§ AIM OF THE EXERCISE
Your answer must consist of the records below, reproduced exactly, with every picture removed.
::::
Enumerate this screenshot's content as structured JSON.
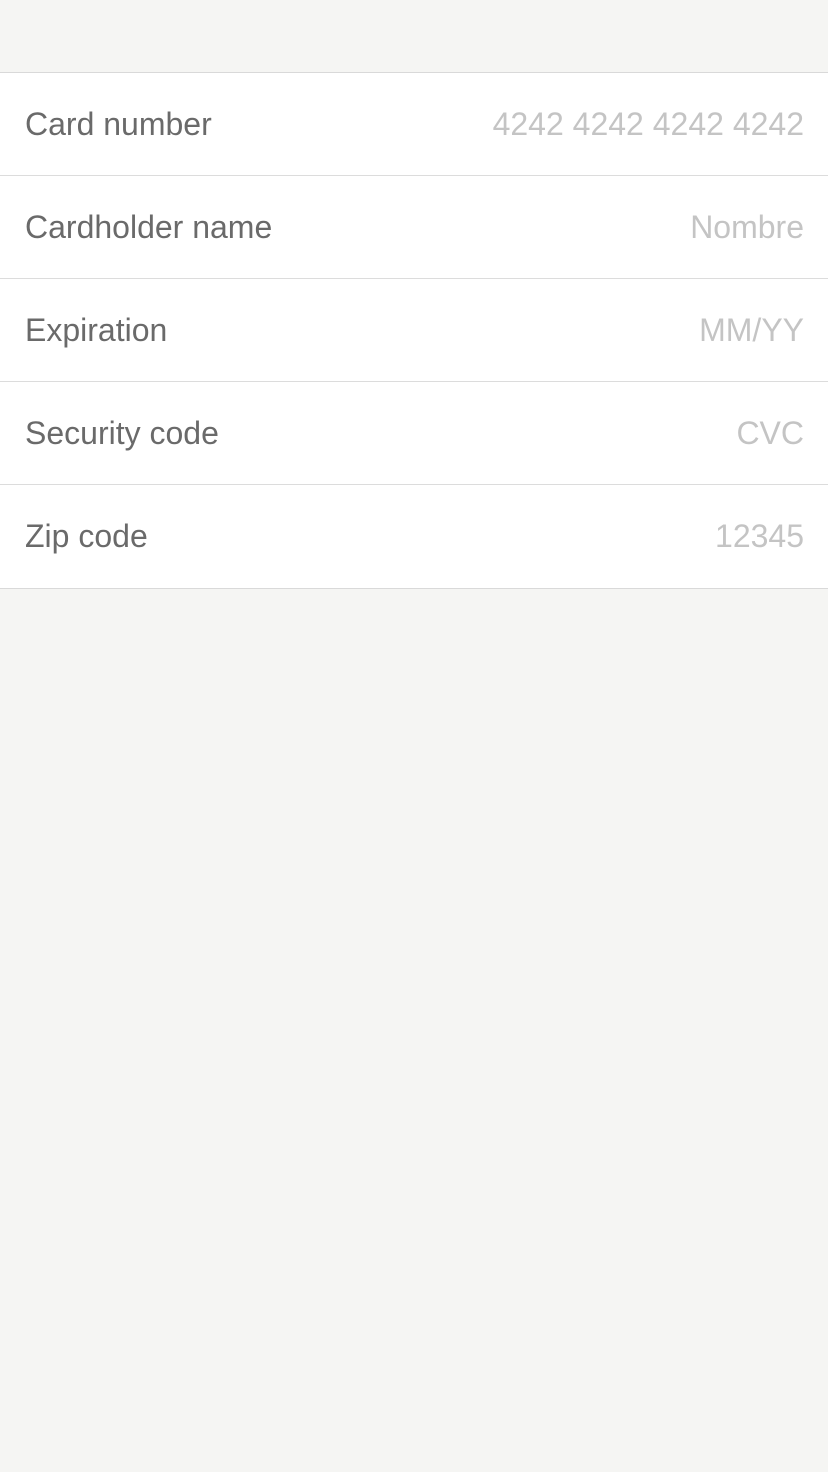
{
  "form": {
    "fields": [
      {
        "label": "Card number",
        "placeholder": "4242 4242 4242 4242",
        "value": ""
      },
      {
        "label": "Cardholder name",
        "placeholder": "Nombre",
        "value": ""
      },
      {
        "label": "Expiration",
        "placeholder": "MM/YY",
        "value": ""
      },
      {
        "label": "Security code",
        "placeholder": "CVC",
        "value": ""
      },
      {
        "label": "Zip code",
        "placeholder": "12345",
        "value": ""
      }
    ]
  },
  "colors": {
    "background": "#f5f5f3",
    "row_background": "#ffffff",
    "label_text": "#6a6a6a",
    "placeholder_text": "#c4c4c4",
    "divider": "#dcdcdc"
  }
}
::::
§ YOUR RESPONSE
Enumerate this screenshot's content as structured JSON.
{
  "form": {
    "fields": [
      {
        "label": "Card number",
        "placeholder": "4242 4242 4242 4242",
        "value": ""
      },
      {
        "label": "Cardholder name",
        "placeholder": "Nombre",
        "value": ""
      },
      {
        "label": "Expiration",
        "placeholder": "MM/YY",
        "value": ""
      },
      {
        "label": "Security code",
        "placeholder": "CVC",
        "value": ""
      },
      {
        "label": "Zip code",
        "placeholder": "12345",
        "value": ""
      }
    ]
  },
  "colors": {
    "background": "#f5f5f3",
    "row_background": "#ffffff",
    "label_text": "#6a6a6a",
    "placeholder_text": "#c4c4c4",
    "divider": "#dcdcdc"
  }
}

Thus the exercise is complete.